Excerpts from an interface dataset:
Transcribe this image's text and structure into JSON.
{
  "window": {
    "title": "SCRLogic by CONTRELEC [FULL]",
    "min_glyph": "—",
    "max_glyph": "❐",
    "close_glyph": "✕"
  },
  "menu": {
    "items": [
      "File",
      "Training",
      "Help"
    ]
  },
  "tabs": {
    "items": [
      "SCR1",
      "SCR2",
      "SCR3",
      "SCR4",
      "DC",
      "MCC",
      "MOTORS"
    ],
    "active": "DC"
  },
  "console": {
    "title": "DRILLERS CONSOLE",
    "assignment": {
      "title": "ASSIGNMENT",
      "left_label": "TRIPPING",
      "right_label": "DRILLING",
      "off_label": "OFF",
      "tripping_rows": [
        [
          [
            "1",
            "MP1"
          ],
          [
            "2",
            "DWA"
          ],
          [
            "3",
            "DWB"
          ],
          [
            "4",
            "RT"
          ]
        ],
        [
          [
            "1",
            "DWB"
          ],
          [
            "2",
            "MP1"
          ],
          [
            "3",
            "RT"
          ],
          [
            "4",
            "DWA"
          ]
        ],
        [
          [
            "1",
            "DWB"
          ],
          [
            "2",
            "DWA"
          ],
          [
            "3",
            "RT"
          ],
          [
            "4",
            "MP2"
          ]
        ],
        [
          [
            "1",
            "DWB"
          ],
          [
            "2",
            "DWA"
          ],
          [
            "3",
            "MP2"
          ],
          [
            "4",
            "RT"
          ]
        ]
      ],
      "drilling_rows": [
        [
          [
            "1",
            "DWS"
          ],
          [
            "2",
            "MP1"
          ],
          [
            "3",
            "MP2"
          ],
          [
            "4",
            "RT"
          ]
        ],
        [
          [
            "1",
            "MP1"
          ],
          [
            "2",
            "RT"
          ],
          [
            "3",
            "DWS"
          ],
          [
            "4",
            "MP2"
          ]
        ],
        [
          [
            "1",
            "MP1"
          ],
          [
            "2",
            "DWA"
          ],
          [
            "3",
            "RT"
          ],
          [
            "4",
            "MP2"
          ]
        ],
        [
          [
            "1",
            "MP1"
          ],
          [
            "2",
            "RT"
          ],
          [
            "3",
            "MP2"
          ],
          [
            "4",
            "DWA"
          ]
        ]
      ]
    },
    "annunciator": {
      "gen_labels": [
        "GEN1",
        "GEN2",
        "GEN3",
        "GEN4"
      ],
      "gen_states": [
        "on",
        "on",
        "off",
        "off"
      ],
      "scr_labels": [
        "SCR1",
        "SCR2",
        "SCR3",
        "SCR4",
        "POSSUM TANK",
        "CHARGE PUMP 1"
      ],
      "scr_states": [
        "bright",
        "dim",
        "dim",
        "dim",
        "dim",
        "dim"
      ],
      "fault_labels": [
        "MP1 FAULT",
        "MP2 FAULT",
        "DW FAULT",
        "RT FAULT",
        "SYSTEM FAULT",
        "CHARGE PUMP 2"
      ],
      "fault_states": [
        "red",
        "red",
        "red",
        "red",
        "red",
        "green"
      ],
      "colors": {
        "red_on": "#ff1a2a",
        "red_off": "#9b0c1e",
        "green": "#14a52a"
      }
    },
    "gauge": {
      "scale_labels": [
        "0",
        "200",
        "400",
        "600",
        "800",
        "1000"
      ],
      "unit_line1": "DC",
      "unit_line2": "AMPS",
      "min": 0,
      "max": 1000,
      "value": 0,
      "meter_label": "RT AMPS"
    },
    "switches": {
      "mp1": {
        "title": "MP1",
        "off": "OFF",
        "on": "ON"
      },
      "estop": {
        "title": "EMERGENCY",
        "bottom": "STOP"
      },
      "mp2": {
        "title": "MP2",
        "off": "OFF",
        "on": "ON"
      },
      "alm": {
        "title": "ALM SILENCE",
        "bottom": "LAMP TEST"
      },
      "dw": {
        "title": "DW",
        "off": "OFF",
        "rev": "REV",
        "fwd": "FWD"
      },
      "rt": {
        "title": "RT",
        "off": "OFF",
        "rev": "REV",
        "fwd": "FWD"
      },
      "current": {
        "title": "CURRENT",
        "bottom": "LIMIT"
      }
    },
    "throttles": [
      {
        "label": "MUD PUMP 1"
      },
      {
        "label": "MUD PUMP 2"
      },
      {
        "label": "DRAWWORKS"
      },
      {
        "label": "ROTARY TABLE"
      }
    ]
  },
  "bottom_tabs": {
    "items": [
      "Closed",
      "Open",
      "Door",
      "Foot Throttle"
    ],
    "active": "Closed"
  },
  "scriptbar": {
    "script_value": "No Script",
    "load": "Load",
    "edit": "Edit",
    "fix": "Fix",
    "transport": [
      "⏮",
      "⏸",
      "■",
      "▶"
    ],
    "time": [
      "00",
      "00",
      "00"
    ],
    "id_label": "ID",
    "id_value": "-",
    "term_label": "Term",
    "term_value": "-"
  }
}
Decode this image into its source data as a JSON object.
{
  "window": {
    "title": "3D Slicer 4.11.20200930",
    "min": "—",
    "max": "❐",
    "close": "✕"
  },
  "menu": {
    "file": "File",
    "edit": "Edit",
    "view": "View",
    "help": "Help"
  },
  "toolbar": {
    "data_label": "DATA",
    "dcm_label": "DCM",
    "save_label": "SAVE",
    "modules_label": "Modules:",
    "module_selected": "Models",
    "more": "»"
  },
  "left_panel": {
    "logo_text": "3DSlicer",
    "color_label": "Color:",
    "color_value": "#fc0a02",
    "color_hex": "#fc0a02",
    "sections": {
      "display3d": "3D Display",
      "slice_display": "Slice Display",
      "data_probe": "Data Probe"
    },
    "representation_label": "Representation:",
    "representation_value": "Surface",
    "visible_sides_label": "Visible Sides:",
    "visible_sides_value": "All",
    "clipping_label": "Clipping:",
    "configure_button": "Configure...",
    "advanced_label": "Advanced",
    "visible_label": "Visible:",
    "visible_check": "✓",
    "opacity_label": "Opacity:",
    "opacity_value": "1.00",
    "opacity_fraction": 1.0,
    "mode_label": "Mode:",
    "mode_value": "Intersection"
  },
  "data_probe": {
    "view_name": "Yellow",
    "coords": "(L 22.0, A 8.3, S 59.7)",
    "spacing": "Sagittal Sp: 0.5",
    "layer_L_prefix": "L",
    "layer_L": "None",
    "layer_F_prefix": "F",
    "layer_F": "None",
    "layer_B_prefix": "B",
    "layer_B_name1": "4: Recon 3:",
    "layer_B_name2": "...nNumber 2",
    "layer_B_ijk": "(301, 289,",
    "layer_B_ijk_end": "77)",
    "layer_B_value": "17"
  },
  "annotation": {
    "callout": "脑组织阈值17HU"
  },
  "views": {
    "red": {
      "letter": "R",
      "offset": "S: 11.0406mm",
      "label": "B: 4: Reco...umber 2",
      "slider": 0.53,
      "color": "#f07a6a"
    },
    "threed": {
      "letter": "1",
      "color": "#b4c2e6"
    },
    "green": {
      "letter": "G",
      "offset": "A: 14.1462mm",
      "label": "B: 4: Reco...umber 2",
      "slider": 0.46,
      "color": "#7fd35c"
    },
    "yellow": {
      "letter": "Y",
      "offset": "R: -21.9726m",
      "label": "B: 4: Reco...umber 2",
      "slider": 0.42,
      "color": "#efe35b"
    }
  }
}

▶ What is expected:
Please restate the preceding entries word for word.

▶ Result of this exercise:
Transcribe this image's text and structure into JSON.
{
  "window": {
    "title": "SCRLogic by CONTRELEC [FULL]",
    "min_glyph": "—",
    "max_glyph": "❐",
    "close_glyph": "✕"
  },
  "menu": {
    "items": [
      "File",
      "Training",
      "Help"
    ]
  },
  "tabs": {
    "items": [
      "SCR1",
      "SCR2",
      "SCR3",
      "SCR4",
      "DC",
      "MCC",
      "MOTORS"
    ],
    "active": "DC"
  },
  "console": {
    "title": "DRILLERS CONSOLE",
    "assignment": {
      "title": "ASSIGNMENT",
      "left_label": "TRIPPING",
      "right_label": "DRILLING",
      "off_label": "OFF",
      "tripping_rows": [
        [
          [
            "1",
            "MP1"
          ],
          [
            "2",
            "DWA"
          ],
          [
            "3",
            "DWB"
          ],
          [
            "4",
            "RT"
          ]
        ],
        [
          [
            "1",
            "DWB"
          ],
          [
            "2",
            "MP1"
          ],
          [
            "3",
            "RT"
          ],
          [
            "4",
            "DWA"
          ]
        ],
        [
          [
            "1",
            "DWB"
          ],
          [
            "2",
            "DWA"
          ],
          [
            "3",
            "RT"
          ],
          [
            "4",
            "MP2"
          ]
        ],
        [
          [
            "1",
            "DWB"
          ],
          [
            "2",
            "DWA"
          ],
          [
            "3",
            "MP2"
          ],
          [
            "4",
            "RT"
          ]
        ]
      ],
      "drilling_rows": [
        [
          [
            "1",
            "DWS"
          ],
          [
            "2",
            "MP1"
          ],
          [
            "3",
            "MP2"
          ],
          [
            "4",
            "RT"
          ]
        ],
        [
          [
            "1",
            "MP1"
          ],
          [
            "2",
            "RT"
          ],
          [
            "3",
            "DWS"
          ],
          [
            "4",
            "MP2"
          ]
        ],
        [
          [
            "1",
            "MP1"
          ],
          [
            "2",
            "DWA"
          ],
          [
            "3",
            "RT"
          ],
          [
            "4",
            "MP2"
          ]
        ],
        [
          [
            "1",
            "MP1"
          ],
          [
            "2",
            "RT"
          ],
          [
            "3",
            "MP2"
          ],
          [
            "4",
            "DWA"
          ]
        ]
      ]
    },
    "annunciator": {
      "gen_labels": [
        "GEN1",
        "GEN2",
        "GEN3",
        "GEN4"
      ],
      "gen_states": [
        "on",
        "on",
        "off",
        "off"
      ],
      "scr_labels": [
        "SCR1",
        "SCR2",
        "SCR3",
        "SCR4",
        "POSSUM TANK",
        "CHARGE PUMP 1"
      ],
      "scr_states": [
        "bright",
        "dim",
        "dim",
        "dim",
        "dim",
        "dim"
      ],
      "fault_labels": [
        "MP1 FAULT",
        "MP2 FAULT",
        "DW FAULT",
        "RT FAULT",
        "SYSTEM FAULT",
        "CHARGE PUMP 2"
      ],
      "fault_states": [
        "red",
        "red",
        "red",
        "red",
        "red",
        "green"
      ],
      "colors": {
        "red_on": "#ff1a2a",
        "red_off": "#9b0c1e",
        "green": "#14a52a"
      }
    },
    "gauge": {
      "scale_labels": [
        "0",
        "200",
        "400",
        "600",
        "800",
        "1000"
      ],
      "unit_line1": "DC",
      "unit_line2": "AMPS",
      "min": 0,
      "max": 1000,
      "value": 0,
      "meter_label": "RT AMPS"
    },
    "switches": {
      "mp1": {
        "title": "MP1",
        "off": "OFF",
        "on": "ON"
      },
      "estop": {
        "title": "EMERGENCY",
        "bottom": "STOP"
      },
      "mp2": {
        "title": "MP2",
        "off": "OFF",
        "on": "ON"
      },
      "alm": {
        "title": "ALM SILENCE",
        "bottom": "LAMP TEST"
      },
      "dw": {
        "title": "DW",
        "off": "OFF",
        "rev": "REV",
        "fwd": "FWD"
      },
      "rt": {
        "title": "RT",
        "off": "OFF",
        "rev": "REV",
        "fwd": "FWD"
      },
      "current": {
        "title": "CURRENT",
        "bottom": "LIMIT"
      }
    },
    "throttles": [
      {
        "label": "MUD PUMP 1"
      },
      {
        "label": "MUD PUMP 2"
      },
      {
        "label": "DRAWWORKS"
      },
      {
        "label": "ROTARY TABLE"
      }
    ]
  },
  "bottom_tabs": {
    "items": [
      "Closed",
      "Open",
      "Door",
      "Foot Throttle"
    ],
    "active": "Closed"
  },
  "scriptbar": {
    "script_value": "No Script",
    "load": "Load",
    "edit": "Edit",
    "fix": "Fix",
    "transport": [
      "⏮",
      "⏸",
      "■",
      "▶"
    ],
    "time": [
      "00",
      "00",
      "00"
    ],
    "id_label": "ID",
    "id_value": "-",
    "term_label": "Term",
    "term_value": "-"
  }
}
Decode this image into its source data as a JSON object.
{
  "window": {
    "title": "3D Slicer 4.11.20200930",
    "min": "—",
    "max": "❐",
    "close": "✕"
  },
  "menu": {
    "file": "File",
    "edit": "Edit",
    "view": "View",
    "help": "Help"
  },
  "toolbar": {
    "data_label": "DATA",
    "dcm_label": "DCM",
    "save_label": "SAVE",
    "modules_label": "Modules:",
    "module_selected": "Models",
    "more": "»"
  },
  "left_panel": {
    "logo_text": "3DSlicer",
    "color_label": "Color:",
    "color_value": "#fc0a02",
    "color_hex": "#fc0a02",
    "sections": {
      "display3d": "3D Display",
      "slice_display": "Slice Display",
      "data_probe": "Data Probe"
    },
    "representation_label": "Representation:",
    "representation_value": "Surface",
    "visible_sides_label": "Visible Sides:",
    "visible_sides_value": "All",
    "clipping_label": "Clipping:",
    "configure_button": "Configure...",
    "advanced_label": "Advanced",
    "visible_label": "Visible:",
    "visible_check": "✓",
    "opacity_label": "Opacity:",
    "opacity_value": "1.00",
    "opacity_fraction": 1.0,
    "mode_label": "Mode:",
    "mode_value": "Intersection"
  },
  "data_probe": {
    "view_name": "Yellow",
    "coords": "(L 22.0, A 8.3, S 59.7)",
    "spacing": "Sagittal Sp: 0.5",
    "layer_L_prefix": "L",
    "layer_L": "None",
    "layer_F_prefix": "F",
    "layer_F": "None",
    "layer_B_prefix": "B",
    "layer_B_name1": "4: Recon 3:",
    "layer_B_name2": "...nNumber 2",
    "layer_B_ijk": "(301, 289,",
    "layer_B_ijk_end": "77)",
    "layer_B_value": "17"
  },
  "annotation": {
    "callout": "脑组织阈值17HU"
  },
  "views": {
    "red": {
      "letter": "R",
      "offset": "S: 11.0406mm",
      "label": "B: 4: Reco...umber 2",
      "slider": 0.53,
      "color": "#f07a6a"
    },
    "threed": {
      "letter": "1",
      "color": "#b4c2e6"
    },
    "green": {
      "letter": "G",
      "offset": "A: 14.1462mm",
      "label": "B: 4: Reco...umber 2",
      "slider": 0.46,
      "color": "#7fd35c"
    },
    "yellow": {
      "letter": "Y",
      "offset": "R: -21.9726m",
      "label": "B: 4: Reco...umber 2",
      "slider": 0.42,
      "color": "#efe35b"
    }
  }
}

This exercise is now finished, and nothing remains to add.